Far from being a hidden crime perpetrated by a few bad apple employers, our research suggests that forced labour and labour exploitation more broadly are endemic features of global cocoa and tea supply chains. Our research documents coherent patterns of labour abuse, including forced labour, at the base of global tea and cocoa supply chains. The workers interviewed and surveyed in our study have experienced physical violence; sexual violence; verbal abuse; threats of violence; threats of dismissal; debt bondage; the under-provision of goods and services including housing, sanitation, water, food and medical care that employers are legally mandated to provide; non- and under-payment of wages; and the requirement that they complete unpaid labour as a condition of their employment.
The root causes of forced labour within cocoa and tea supply chains are varied and complex. But one key driver in both industries is uneven value distribution along the supply chain. In both industries, producers that we spoke to claimed that they no longer receive high enough prices from cocoa and tea buyers to pay minimum wage.
The costs associated with tea and cocoa production have spiked in recent years, including for oil, water and labour. Yet, due to downward pressure on tea and cocoa prices in the wake of economic globalization, as well as the persistent unwillingness of companies at the top of the supply chains to pay higher prices, prices for producers have remained constant. As one tea producer explained to us, “Workers are getting higher wages and conditions, which is good, but we are still receiving the same price for our tea that we were receiving 30 years ago. If anything, we’re receiving less. And we have to pay them more.” One of the ways that employers seek to balance rising costs and stagnant prices is through unfair treatment of workers, which, in its extreme form, amounts to forced labour.

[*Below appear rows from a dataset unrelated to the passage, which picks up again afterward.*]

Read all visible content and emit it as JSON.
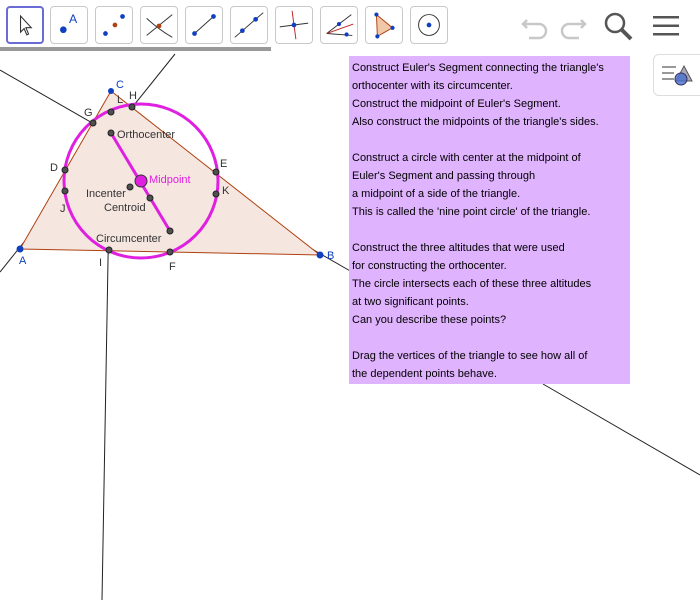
{
  "toolbar": {
    "tools": [
      {
        "name": "move-tool",
        "label": ""
      },
      {
        "name": "point-tool",
        "label": "A"
      }
    ]
  },
  "colors": {
    "triangle_fill": "#f5e6e0",
    "triangle_edge": "#b04010",
    "circle": "#e020e0",
    "euler_segment": "#e020e0",
    "note_bg": "#e0b3ff",
    "vertex_point": "#1040c0",
    "dependent_point": "#404040",
    "midpoint_label": "#e020e0"
  },
  "points": {
    "A": "A",
    "B": "B",
    "C": "C",
    "D": "D",
    "E": "E",
    "F": "F",
    "G": "G",
    "H": "H",
    "I": "I",
    "J": "J",
    "K": "K",
    "L": "L"
  },
  "labels": {
    "orthocenter": "Orthocenter",
    "incenter": "Incenter",
    "centroid": "Centroid",
    "circumcenter": "Circumcenter",
    "midpoint": "Midpoint"
  },
  "note": {
    "lines": [
      "Construct Euler's Segment connecting the triangle's",
      "orthocenter with its circumcenter.",
      "Construct the midpoint of Euler's Segment.",
      "Also construct the midpoints of the triangle's sides.",
      "",
      "Construct a circle with center at the midpoint of",
      "Euler's Segment and passing through",
      "a midpoint of a side of the triangle.",
      "This is called the 'nine point circle' of the triangle.",
      "",
      "Construct the three altitudes that were used",
      "for constructing the orthocenter.",
      "The circle intersects each of these three altitudes",
      "at two significant points.",
      "Can you describe these points?",
      "",
      "Drag the vertices of the triangle to see how all of",
      "the dependent points behave."
    ]
  }
}
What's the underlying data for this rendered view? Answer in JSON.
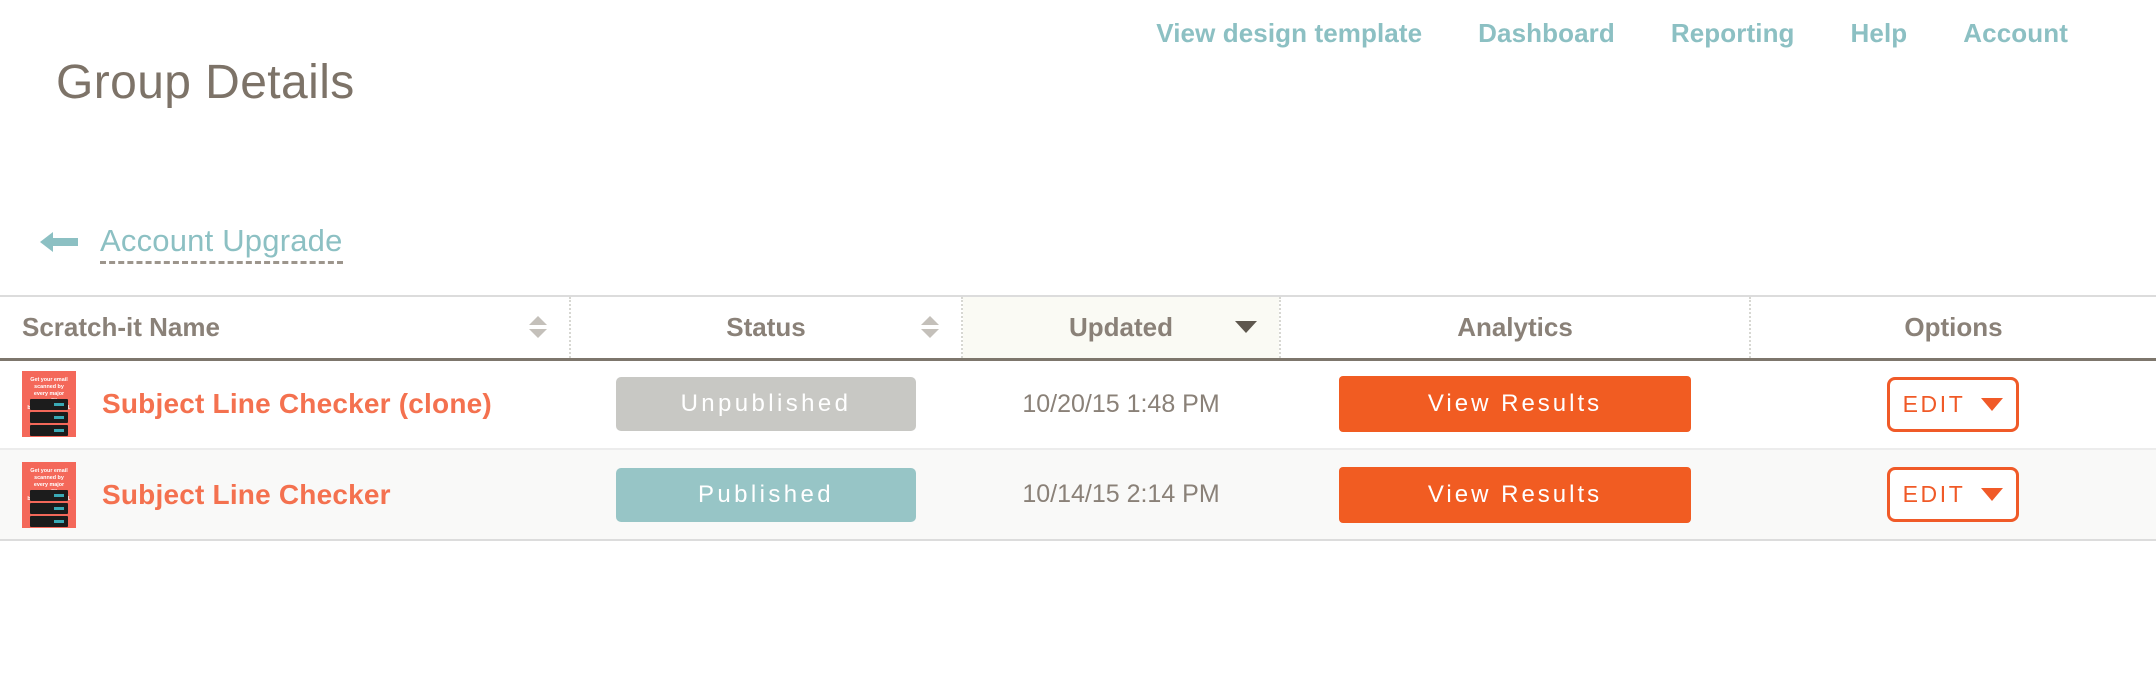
{
  "topnav": {
    "items": [
      {
        "label": "View design template",
        "name": "nav-view-design-template"
      },
      {
        "label": "Dashboard",
        "name": "nav-dashboard"
      },
      {
        "label": "Reporting",
        "name": "nav-reporting"
      },
      {
        "label": "Help",
        "name": "nav-help"
      },
      {
        "label": "Account",
        "name": "nav-account"
      }
    ],
    "color": "#8cc0c3"
  },
  "page": {
    "title": "Group Details"
  },
  "backlink": {
    "icon": "arrow-left-icon",
    "label": "Account Upgrade"
  },
  "table": {
    "columns": [
      {
        "label": "Scratch-it Name",
        "align": "left",
        "sort": "both",
        "active": false
      },
      {
        "label": "Status",
        "align": "center",
        "sort": "both",
        "active": false
      },
      {
        "label": "Updated",
        "align": "center",
        "sort": "desc",
        "active": true
      },
      {
        "label": "Analytics",
        "align": "center",
        "sort": "none",
        "active": false
      },
      {
        "label": "Options",
        "align": "center",
        "sort": "none",
        "active": false
      }
    ],
    "thumbnail_text": "Get your email scanned by every major spam filter before you send.",
    "rows": [
      {
        "title": "Subject Line Checker (clone)",
        "status": "Unpublished",
        "status_kind": "unpublished",
        "updated": "10/20/15 1:48 PM",
        "analytics_label": "View Results",
        "options_label": "EDIT"
      },
      {
        "title": "Subject Line Checker",
        "status": "Published",
        "status_kind": "published",
        "updated": "10/14/15 2:14 PM",
        "analytics_label": "View Results",
        "options_label": "EDIT"
      }
    ]
  },
  "colors": {
    "accent_orange": "#f15c22",
    "accent_teal": "#8cc0c3",
    "published_teal": "#97c5c6",
    "unpublished_gray": "#c8c8c4",
    "title_orange": "#f4714f",
    "text_brown": "#8a8178"
  }
}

Importantly, the companies at the top of the supply chain who are sourcing tea and cocoa include both multi-national corporations and domestic companies. Our study included tea plantations owned by multi-national corporations and domestic companies, who produce for both export and the domestic market. Although large swathes of academic and activist literature hold that forced labour is a product of global supply chains, we found labour standards to be broadly similar across tea plantations owned by domestic companies and multi-national corporations. If anything, there was a slightly positive correlation between labour standards and multi-national corporation ownership. This flags the need to look more carefully at domestic and non-branded supply chains, which are currently missing from most prominent discussions about and solutions to the business of forced labour in supply chains.
Briefly put, our research calls into question claims that forced labour is challenging to detect, due to the complex and multi-tiered nature of supply chains. We found abusive practices to be widespread and easily detected within global agricultural supply chains. Forced labour is not happening in shadowy corners of the global economy, but rather in broad daylight at the base of major global supply chains. It doesn’t take an expensive consulting firm or fancy risk mapping software to understand these risks and problems—it requires listening to workers and producers about the challenges they face.
Workers are currently marginalized within many corporate social responsibility and government initiatives to address supply chains. Yet, of anyone, workers are perhaps best positioned to explain the patterns of forced labour, as well as how businesses make money from it. Businesses and governments who are serious about fighting forced labour need to empower workers and cooperate with them to build solutions to forced labour in global supply chains in which workers play a central role. The worker-driven social responsibility programs being developed in the United States and elsewhere provide good examples to emulate and scale in other sectors and contexts.
This article was first published on the Delta 8.7 website and is available here. Delta 8.7 is a global knowledge platform established by the United Nations University – Centre for Policy Research (UNU-CPR). Genevieve LeBaron writes a regular column for Delta 8.7.